Shilini completed her Bachelor of Arts and Science in April 2017 at the University of Guelph, where she studied Family and Child Studies and Biology. Shilini is now completing her Master of Science through the Institute of Medical Science at the University of Toronto. She joined CReATE in September 2017 and is working with her supervisor Dr. Librach and the Psychosocial Research Department to complete her research thesis work. Her interest lies in understanding the interdisciplinary and integrated nature of health care, specifically how overall health and wellbeing is influenced by other aspects of life. With this, her thesis work aims to understand the Facilitators of and Barriers to Accessing Reproductive Care for Same-Sex Male Couples and Single Men. Her hope is that research such as this will help inform health care practitioners and clinics as to how they can best meet the needs of their patients, as well as reduce disparities that may exist in accessing care.


Thank You

We wish to thank all of the people who have worked with us over the past few years: Karen Roberts, Jasmin Taylor, Scott Anderson, datejie green, Heather McKee, Victoria Jakobson, Andrew Ross, Margaret Gibson, Sarah James-Abra, Marita Obst, Jenny Starke, Mika Atherton, Denise Sum, Emily Chen, Kira Abelson, Liz Brockest, Jennifer Henderson, Ayden Scheim, Tracy Woodford, Yun Gao, Rebecka Sheffield, Amy Siegel, Dean Spence, Jason Oliver, Jessica Wishart, Giselle Gos, Andre Smith, Myera Waese, Sarah Pinder, Nael Bhanji, Iradele Plante, Keisha Williams, and Alia Januwalla.

A big thanks to all of the volunteers, students/trainees, and staff who have worked with us prior to the launch of this website (and sincerest apologizes to anyone that we missed!). We wish you well on your future endeavors and please stay in touch!

Student Opportunities

We welcome student collaborators. Depending on the needs of our projects, we offer learning opportunities for students and trainees at all levels, including high school students, undergraduate and graduate students, professional students (medicine, social work), and postdoctoral fellows.
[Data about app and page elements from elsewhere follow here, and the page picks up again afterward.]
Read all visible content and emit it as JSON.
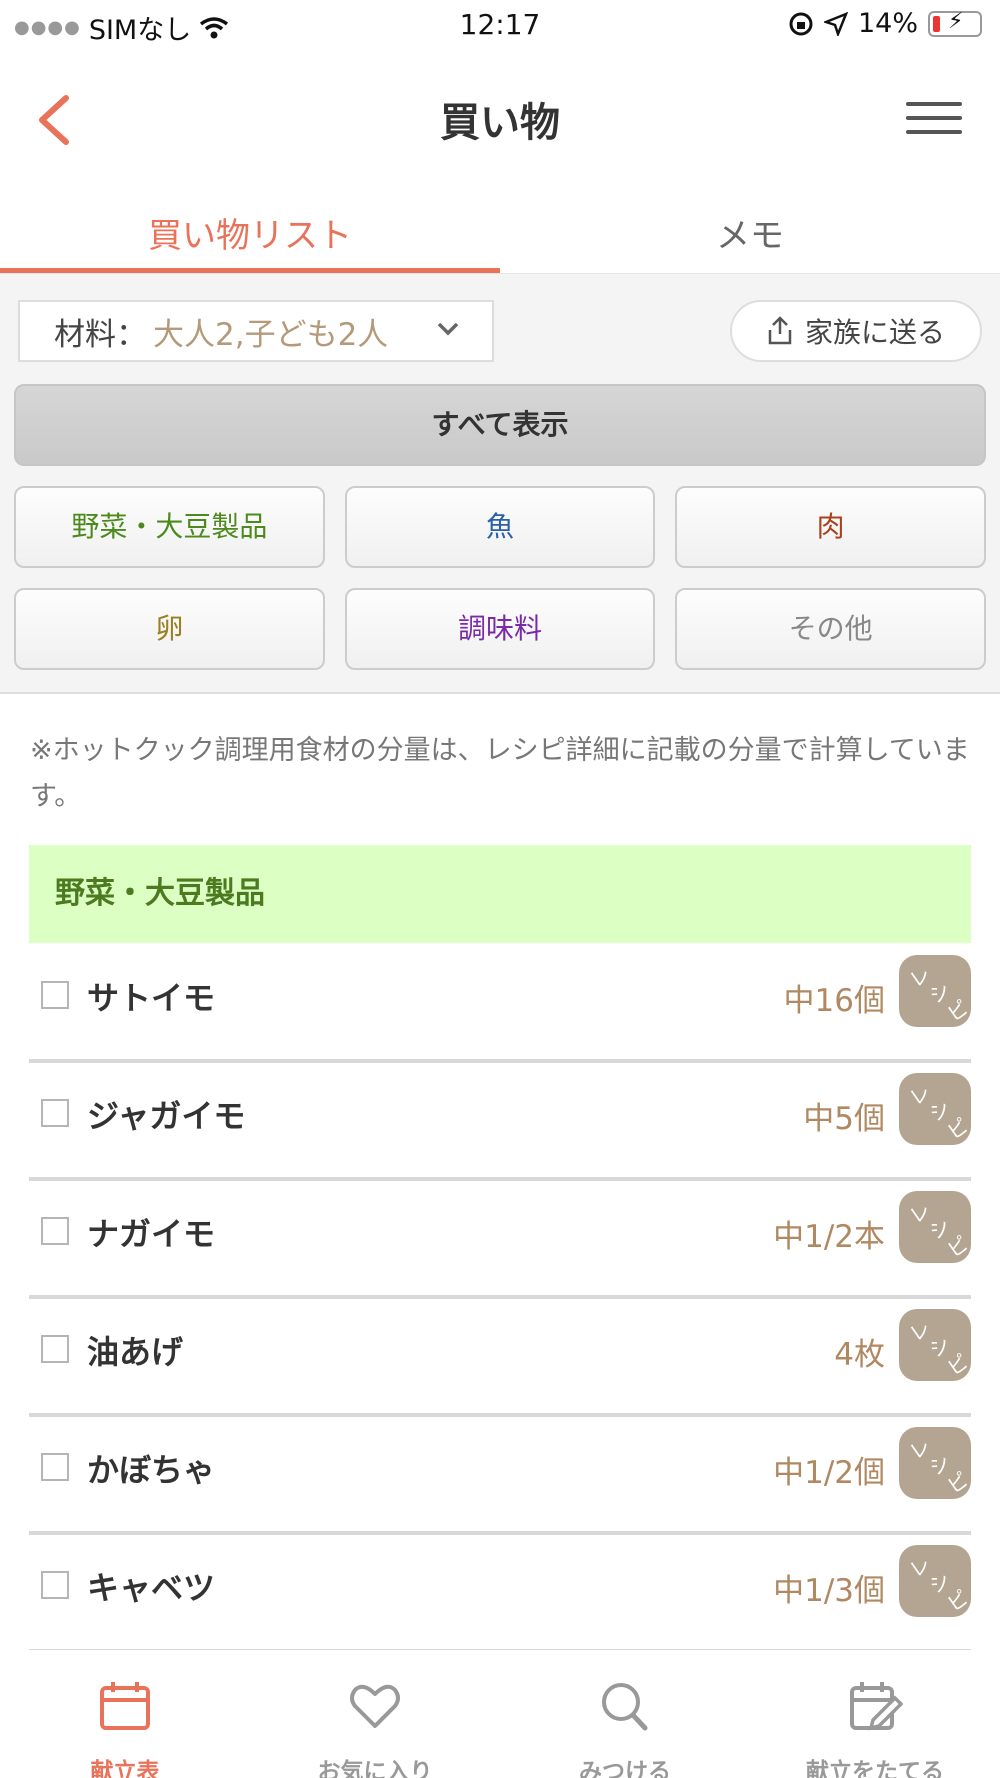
{
  "status_bar": {
    "carrier": "SIMなし",
    "time": "12:17",
    "battery": "14%"
  },
  "header": {
    "title": "買い物"
  },
  "tabs": [
    {
      "label": "買い物リスト",
      "active": true
    },
    {
      "label": "メモ",
      "active": false
    }
  ],
  "filters": {
    "servings_label": "材料：",
    "servings_value": "大人2,子ども2人",
    "send_label": "家族に送る",
    "show_all_label": "すべて表示",
    "categories": [
      {
        "label": "野菜・大豆製品",
        "color": "#4c8a1e"
      },
      {
        "label": "魚",
        "color": "#2b5fa8"
      },
      {
        "label": "肉",
        "color": "#a8421e"
      },
      {
        "label": "卵",
        "color": "#9a8020"
      },
      {
        "label": "調味料",
        "color": "#7a2aa8"
      },
      {
        "label": "その他",
        "color": "#888888"
      }
    ]
  },
  "note": "※ホットクック調理用食材の分量は、レシピ詳細に記載の分量で計算しています。",
  "section": {
    "title": "野菜・大豆製品"
  },
  "recipe_badge": [
    "レ",
    "シ",
    "ピ"
  ],
  "items": [
    {
      "name": "サトイモ",
      "qty": "中16個"
    },
    {
      "name": "ジャガイモ",
      "qty": "中5個"
    },
    {
      "name": "ナガイモ",
      "qty": "中1/2本"
    },
    {
      "name": "油あげ",
      "qty": "4枚"
    },
    {
      "name": "かぼちゃ",
      "qty": "中1/2個"
    },
    {
      "name": "キャベツ",
      "qty": "中1/3個"
    }
  ],
  "bottom_nav": [
    {
      "label": "献立表",
      "icon": "calendar-icon",
      "active": true
    },
    {
      "label": "お気に入り",
      "icon": "heart-icon",
      "active": false
    },
    {
      "label": "みつける",
      "icon": "search-icon",
      "active": false
    },
    {
      "label": "献立をたてる",
      "icon": "edit-calendar-icon",
      "active": false
    }
  ],
  "colors": {
    "accent": "#e8735a",
    "qty": "#b08861",
    "section_bg": "#dcffc4"
  }
}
If you are a student or trainee interested in LGBTQ2S+ health, please contact us to learn more about ways to get involved with our team.